Bulgaria supports the idea of a European Union banking union but it would not be the interest of the country or other non-euro currency states to join the union, Bulgarian National Bank governor Ivan Iskrov was quoted by Bulgarian media as saying.
The central banker also reiteratedBulgaria’s opposition, frequently underlined by the country’s top political leaders, to a common taxation policy for all EU member states.
Iskrov said that if Bulgaria – which uses the lev and has postponed seeking accession to the euro (for membership of which it does not, in any case, qualify) – joined a future EU banking union, a considerable part of the country’s sovereignty would be transferred to Frankfurt and Brussels with no benefits for Bulgaria.
As the BBC reported, last week the European Commission – the EU’s executive arm – set out a blueprint for an EU banking union, including giving the ECB responsibility for overseeing all 6000 banks in the eurozone.
The idea is that with tighter control the regulators will act faster to deal with failing banks, averting the need for huge bailouts with taxpayers’ money.
The first phase is scheduled to start in January, with the process completed by 2014.
Traian Basescu, president of Romania – also a non-euro EU member country – has given his support to the EU banking union and the Single Supervisory Mechanism, media in Bucharest said.

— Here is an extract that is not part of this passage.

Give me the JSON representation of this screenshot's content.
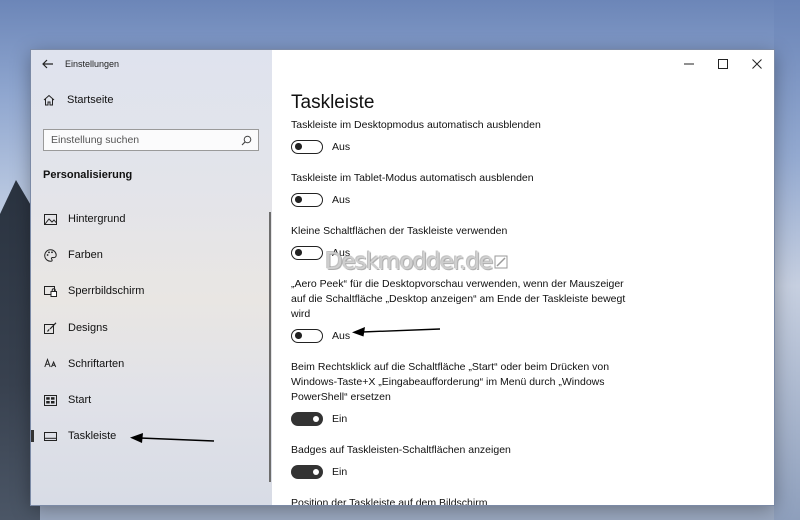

Speaking after meeting EC President Jose Barroso Basescu, Basescu said that he supported the EC’s plans and described the banking union as being in Romania’s best interests, given that euro zone banks account for 85 percent of the local banking sector

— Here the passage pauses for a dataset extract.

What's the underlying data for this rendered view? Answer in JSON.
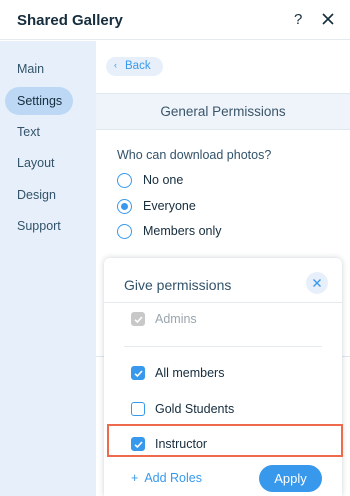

Poland will not join the planned European Banking Authority in its currently planned configuration, Polish finance minister Jacek Rostowski said on September 15 at the European Union Economic and Financial Affairs Council (ECOFIN) meeting in Nicosia, Cyprus, the Warsaw Voice reported.
“We cannot join something in which we have no voice, but where we would be subject to the decisions of that institution,” Rostowski said.
The Polish government notes that the current proposal, which would create a banking authority at the ECB, leaves non eurozone members without a voice and only the promise of “close co-operation.”
“Of course you can never say never, but what is in the text today is completely unacceptable,” he said.
Sweden will not accept European Central Bank policing of Stockholm-based Nordea (NDA.ST), the Nordic region’s biggest bank, unless the country joins the proposed EU banking union, its finance minister Anders Borg was quoted as saying on September 15, according to Reuters.
The Czech Republic and Hungary reportedly also are taking a cautious approach to the banking union proposal.